:: Material for this exercise
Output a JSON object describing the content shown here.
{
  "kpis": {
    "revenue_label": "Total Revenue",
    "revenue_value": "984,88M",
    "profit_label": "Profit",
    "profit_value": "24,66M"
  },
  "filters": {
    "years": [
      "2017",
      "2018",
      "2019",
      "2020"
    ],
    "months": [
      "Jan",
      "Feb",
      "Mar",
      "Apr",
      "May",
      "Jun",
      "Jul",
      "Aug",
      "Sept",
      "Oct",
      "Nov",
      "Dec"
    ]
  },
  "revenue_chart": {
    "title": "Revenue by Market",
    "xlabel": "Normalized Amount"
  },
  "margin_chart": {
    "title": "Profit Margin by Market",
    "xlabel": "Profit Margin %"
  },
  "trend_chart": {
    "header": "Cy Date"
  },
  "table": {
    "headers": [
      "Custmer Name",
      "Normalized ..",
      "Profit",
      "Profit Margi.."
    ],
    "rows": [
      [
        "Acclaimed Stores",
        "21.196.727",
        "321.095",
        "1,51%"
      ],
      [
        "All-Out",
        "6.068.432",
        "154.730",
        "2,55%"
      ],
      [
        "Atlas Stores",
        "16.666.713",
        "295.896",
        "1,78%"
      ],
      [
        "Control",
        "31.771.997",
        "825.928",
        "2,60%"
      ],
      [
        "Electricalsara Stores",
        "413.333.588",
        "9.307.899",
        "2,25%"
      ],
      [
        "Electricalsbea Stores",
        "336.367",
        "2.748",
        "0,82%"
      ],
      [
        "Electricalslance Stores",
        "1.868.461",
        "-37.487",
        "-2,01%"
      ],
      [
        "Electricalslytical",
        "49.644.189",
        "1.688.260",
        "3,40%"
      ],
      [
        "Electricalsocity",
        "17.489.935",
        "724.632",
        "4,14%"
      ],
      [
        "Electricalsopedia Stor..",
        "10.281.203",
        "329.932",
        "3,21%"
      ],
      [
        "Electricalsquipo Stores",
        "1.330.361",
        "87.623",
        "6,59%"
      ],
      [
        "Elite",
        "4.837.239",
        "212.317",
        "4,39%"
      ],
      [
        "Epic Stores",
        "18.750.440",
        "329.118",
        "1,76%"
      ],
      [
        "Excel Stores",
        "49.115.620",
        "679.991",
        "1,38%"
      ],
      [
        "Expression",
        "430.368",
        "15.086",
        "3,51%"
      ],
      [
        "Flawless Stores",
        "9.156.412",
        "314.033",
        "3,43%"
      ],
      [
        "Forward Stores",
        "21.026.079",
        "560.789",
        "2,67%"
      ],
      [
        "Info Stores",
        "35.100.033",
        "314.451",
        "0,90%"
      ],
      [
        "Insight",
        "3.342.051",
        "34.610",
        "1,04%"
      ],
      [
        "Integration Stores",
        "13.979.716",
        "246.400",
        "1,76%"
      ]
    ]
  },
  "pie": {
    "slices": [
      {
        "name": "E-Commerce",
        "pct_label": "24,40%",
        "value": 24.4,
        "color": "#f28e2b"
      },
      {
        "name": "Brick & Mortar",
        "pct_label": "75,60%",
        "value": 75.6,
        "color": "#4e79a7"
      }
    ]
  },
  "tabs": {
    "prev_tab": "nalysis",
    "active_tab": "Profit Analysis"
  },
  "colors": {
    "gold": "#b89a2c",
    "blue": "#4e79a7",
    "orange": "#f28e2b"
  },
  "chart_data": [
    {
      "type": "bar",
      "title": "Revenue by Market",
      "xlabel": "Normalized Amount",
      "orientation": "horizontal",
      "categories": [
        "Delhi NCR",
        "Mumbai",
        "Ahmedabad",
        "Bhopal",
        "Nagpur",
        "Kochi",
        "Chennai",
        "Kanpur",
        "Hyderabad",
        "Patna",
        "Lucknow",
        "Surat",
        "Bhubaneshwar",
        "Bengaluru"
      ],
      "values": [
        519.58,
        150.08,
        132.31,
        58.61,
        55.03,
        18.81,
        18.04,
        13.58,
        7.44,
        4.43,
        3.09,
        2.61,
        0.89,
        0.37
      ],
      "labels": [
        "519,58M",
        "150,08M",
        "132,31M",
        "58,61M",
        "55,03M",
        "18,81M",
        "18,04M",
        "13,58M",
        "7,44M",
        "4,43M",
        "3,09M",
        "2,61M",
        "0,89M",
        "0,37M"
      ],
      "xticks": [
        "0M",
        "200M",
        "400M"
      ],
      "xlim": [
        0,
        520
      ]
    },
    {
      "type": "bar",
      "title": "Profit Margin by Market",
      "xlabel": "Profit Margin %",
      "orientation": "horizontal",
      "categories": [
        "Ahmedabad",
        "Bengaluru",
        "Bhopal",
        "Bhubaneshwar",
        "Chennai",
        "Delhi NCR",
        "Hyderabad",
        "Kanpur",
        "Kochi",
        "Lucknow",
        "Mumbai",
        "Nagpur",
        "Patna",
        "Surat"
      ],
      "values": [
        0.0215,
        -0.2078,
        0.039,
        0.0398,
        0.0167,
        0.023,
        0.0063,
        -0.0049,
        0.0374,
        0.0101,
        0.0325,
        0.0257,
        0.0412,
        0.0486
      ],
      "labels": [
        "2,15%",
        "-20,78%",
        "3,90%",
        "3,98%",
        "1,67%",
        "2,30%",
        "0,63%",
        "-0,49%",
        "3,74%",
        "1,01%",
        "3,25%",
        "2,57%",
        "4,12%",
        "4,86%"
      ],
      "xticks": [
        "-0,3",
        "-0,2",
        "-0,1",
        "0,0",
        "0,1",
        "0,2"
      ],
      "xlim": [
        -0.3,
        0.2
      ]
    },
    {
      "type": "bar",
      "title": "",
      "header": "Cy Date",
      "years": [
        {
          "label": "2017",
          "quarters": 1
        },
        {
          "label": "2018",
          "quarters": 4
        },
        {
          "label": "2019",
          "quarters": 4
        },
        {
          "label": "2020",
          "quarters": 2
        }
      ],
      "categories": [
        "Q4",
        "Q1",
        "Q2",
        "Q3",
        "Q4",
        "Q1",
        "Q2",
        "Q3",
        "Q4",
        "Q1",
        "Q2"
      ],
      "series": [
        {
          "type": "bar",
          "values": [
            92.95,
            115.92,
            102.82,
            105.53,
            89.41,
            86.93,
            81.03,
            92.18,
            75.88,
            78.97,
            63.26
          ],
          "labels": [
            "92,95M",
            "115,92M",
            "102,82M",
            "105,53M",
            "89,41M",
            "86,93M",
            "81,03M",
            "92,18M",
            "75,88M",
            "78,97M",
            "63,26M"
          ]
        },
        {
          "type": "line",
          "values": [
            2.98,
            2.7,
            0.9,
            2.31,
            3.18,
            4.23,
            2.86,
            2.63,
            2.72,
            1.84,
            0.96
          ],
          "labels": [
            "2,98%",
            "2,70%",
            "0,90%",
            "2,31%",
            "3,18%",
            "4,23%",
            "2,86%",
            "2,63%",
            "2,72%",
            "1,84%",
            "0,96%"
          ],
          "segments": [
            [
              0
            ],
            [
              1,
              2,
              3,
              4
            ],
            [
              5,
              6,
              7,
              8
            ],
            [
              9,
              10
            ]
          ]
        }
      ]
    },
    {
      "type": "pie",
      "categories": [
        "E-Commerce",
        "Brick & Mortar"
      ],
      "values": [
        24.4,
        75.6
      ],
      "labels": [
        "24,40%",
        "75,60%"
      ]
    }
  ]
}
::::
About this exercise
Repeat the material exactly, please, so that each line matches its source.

Written solution
Output a JSON object describing the content shown here.
{
  "kpis": {
    "revenue_label": "Total Revenue",
    "revenue_value": "984,88M",
    "profit_label": "Profit",
    "profit_value": "24,66M"
  },
  "filters": {
    "years": [
      "2017",
      "2018",
      "2019",
      "2020"
    ],
    "months": [
      "Jan",
      "Feb",
      "Mar",
      "Apr",
      "May",
      "Jun",
      "Jul",
      "Aug",
      "Sept",
      "Oct",
      "Nov",
      "Dec"
    ]
  },
  "revenue_chart": {
    "title": "Revenue by Market",
    "xlabel": "Normalized Amount"
  },
  "margin_chart": {
    "title": "Profit Margin by Market",
    "xlabel": "Profit Margin %"
  },
  "trend_chart": {
    "header": "Cy Date"
  },
  "table": {
    "headers": [
      "Custmer Name",
      "Normalized ..",
      "Profit",
      "Profit Margi.."
    ],
    "rows": [
      [
        "Acclaimed Stores",
        "21.196.727",
        "321.095",
        "1,51%"
      ],
      [
        "All-Out",
        "6.068.432",
        "154.730",
        "2,55%"
      ],
      [
        "Atlas Stores",
        "16.666.713",
        "295.896",
        "1,78%"
      ],
      [
        "Control",
        "31.771.997",
        "825.928",
        "2,60%"
      ],
      [
        "Electricalsara Stores",
        "413.333.588",
        "9.307.899",
        "2,25%"
      ],
      [
        "Electricalsbea Stores",
        "336.367",
        "2.748",
        "0,82%"
      ],
      [
        "Electricalslance Stores",
        "1.868.461",
        "-37.487",
        "-2,01%"
      ],
      [
        "Electricalslytical",
        "49.644.189",
        "1.688.260",
        "3,40%"
      ],
      [
        "Electricalsocity",
        "17.489.935",
        "724.632",
        "4,14%"
      ],
      [
        "Electricalsopedia Stor..",
        "10.281.203",
        "329.932",
        "3,21%"
      ],
      [
        "Electricalsquipo Stores",
        "1.330.361",
        "87.623",
        "6,59%"
      ],
      [
        "Elite",
        "4.837.239",
        "212.317",
        "4,39%"
      ],
      [
        "Epic Stores",
        "18.750.440",
        "329.118",
        "1,76%"
      ],
      [
        "Excel Stores",
        "49.115.620",
        "679.991",
        "1,38%"
      ],
      [
        "Expression",
        "430.368",
        "15.086",
        "3,51%"
      ],
      [
        "Flawless Stores",
        "9.156.412",
        "314.033",
        "3,43%"
      ],
      [
        "Forward Stores",
        "21.026.079",
        "560.789",
        "2,67%"
      ],
      [
        "Info Stores",
        "35.100.033",
        "314.451",
        "0,90%"
      ],
      [
        "Insight",
        "3.342.051",
        "34.610",
        "1,04%"
      ],
      [
        "Integration Stores",
        "13.979.716",
        "246.400",
        "1,76%"
      ]
    ]
  },
  "pie": {
    "slices": [
      {
        "name": "E-Commerce",
        "pct_label": "24,40%",
        "value": 24.4,
        "color": "#f28e2b"
      },
      {
        "name": "Brick & Mortar",
        "pct_label": "75,60%",
        "value": 75.6,
        "color": "#4e79a7"
      }
    ]
  },
  "tabs": {
    "prev_tab": "nalysis",
    "active_tab": "Profit Analysis"
  },
  "colors": {
    "gold": "#b89a2c",
    "blue": "#4e79a7",
    "orange": "#f28e2b"
  },
  "chart_data": [
    {
      "type": "bar",
      "title": "Revenue by Market",
      "xlabel": "Normalized Amount",
      "orientation": "horizontal",
      "categories": [
        "Delhi NCR",
        "Mumbai",
        "Ahmedabad",
        "Bhopal",
        "Nagpur",
        "Kochi",
        "Chennai",
        "Kanpur",
        "Hyderabad",
        "Patna",
        "Lucknow",
        "Surat",
        "Bhubaneshwar",
        "Bengaluru"
      ],
      "values": [
        519.58,
        150.08,
        132.31,
        58.61,
        55.03,
        18.81,
        18.04,
        13.58,
        7.44,
        4.43,
        3.09,
        2.61,
        0.89,
        0.37
      ],
      "labels": [
        "519,58M",
        "150,08M",
        "132,31M",
        "58,61M",
        "55,03M",
        "18,81M",
        "18,04M",
        "13,58M",
        "7,44M",
        "4,43M",
        "3,09M",
        "2,61M",
        "0,89M",
        "0,37M"
      ],
      "xticks": [
        "0M",
        "200M",
        "400M"
      ],
      "xlim": [
        0,
        520
      ]
    },
    {
      "type": "bar",
      "title": "Profit Margin by Market",
      "xlabel": "Profit Margin %",
      "orientation": "horizontal",
      "categories": [
        "Ahmedabad",
        "Bengaluru",
        "Bhopal",
        "Bhubaneshwar",
        "Chennai",
        "Delhi NCR",
        "Hyderabad",
        "Kanpur",
        "Kochi",
        "Lucknow",
        "Mumbai",
        "Nagpur",
        "Patna",
        "Surat"
      ],
      "values": [
        0.0215,
        -0.2078,
        0.039,
        0.0398,
        0.0167,
        0.023,
        0.0063,
        -0.0049,
        0.0374,
        0.0101,
        0.0325,
        0.0257,
        0.0412,
        0.0486
      ],
      "labels": [
        "2,15%",
        "-20,78%",
        "3,90%",
        "3,98%",
        "1,67%",
        "2,30%",
        "0,63%",
        "-0,49%",
        "3,74%",
        "1,01%",
        "3,25%",
        "2,57%",
        "4,12%",
        "4,86%"
      ],
      "xticks": [
        "-0,3",
        "-0,2",
        "-0,1",
        "0,0",
        "0,1",
        "0,2"
      ],
      "xlim": [
        -0.3,
        0.2
      ]
    },
    {
      "type": "bar",
      "title": "",
      "header": "Cy Date",
      "years": [
        {
          "label": "2017",
          "quarters": 1
        },
        {
          "label": "2018",
          "quarters": 4
        },
        {
          "label": "2019",
          "quarters": 4
        },
        {
          "label": "2020",
          "quarters": 2
        }
      ],
      "categories": [
        "Q4",
        "Q1",
        "Q2",
        "Q3",
        "Q4",
        "Q1",
        "Q2",
        "Q3",
        "Q4",
        "Q1",
        "Q2"
      ],
      "series": [
        {
          "type": "bar",
          "values": [
            92.95,
            115.92,
            102.82,
            105.53,
            89.41,
            86.93,
            81.03,
            92.18,
            75.88,
            78.97,
            63.26
          ],
          "labels": [
            "92,95M",
            "115,92M",
            "102,82M",
            "105,53M",
            "89,41M",
            "86,93M",
            "81,03M",
            "92,18M",
            "75,88M",
            "78,97M",
            "63,26M"
          ]
        },
        {
          "type": "line",
          "values": [
            2.98,
            2.7,
            0.9,
            2.31,
            3.18,
            4.23,
            2.86,
            2.63,
            2.72,
            1.84,
            0.96
          ],
          "labels": [
            "2,98%",
            "2,70%",
            "0,90%",
            "2,31%",
            "3,18%",
            "4,23%",
            "2,86%",
            "2,63%",
            "2,72%",
            "1,84%",
            "0,96%"
          ],
          "segments": [
            [
              0
            ],
            [
              1,
              2,
              3,
              4
            ],
            [
              5,
              6,
              7,
              8
            ],
            [
              9,
              10
            ]
          ]
        }
      ]
    },
    {
      "type": "pie",
      "categories": [
        "E-Commerce",
        "Brick & Mortar"
      ],
      "values": [
        24.4,
        75.6
      ],
      "labels": [
        "24,40%",
        "75,60%"
      ]
    }
  ]
}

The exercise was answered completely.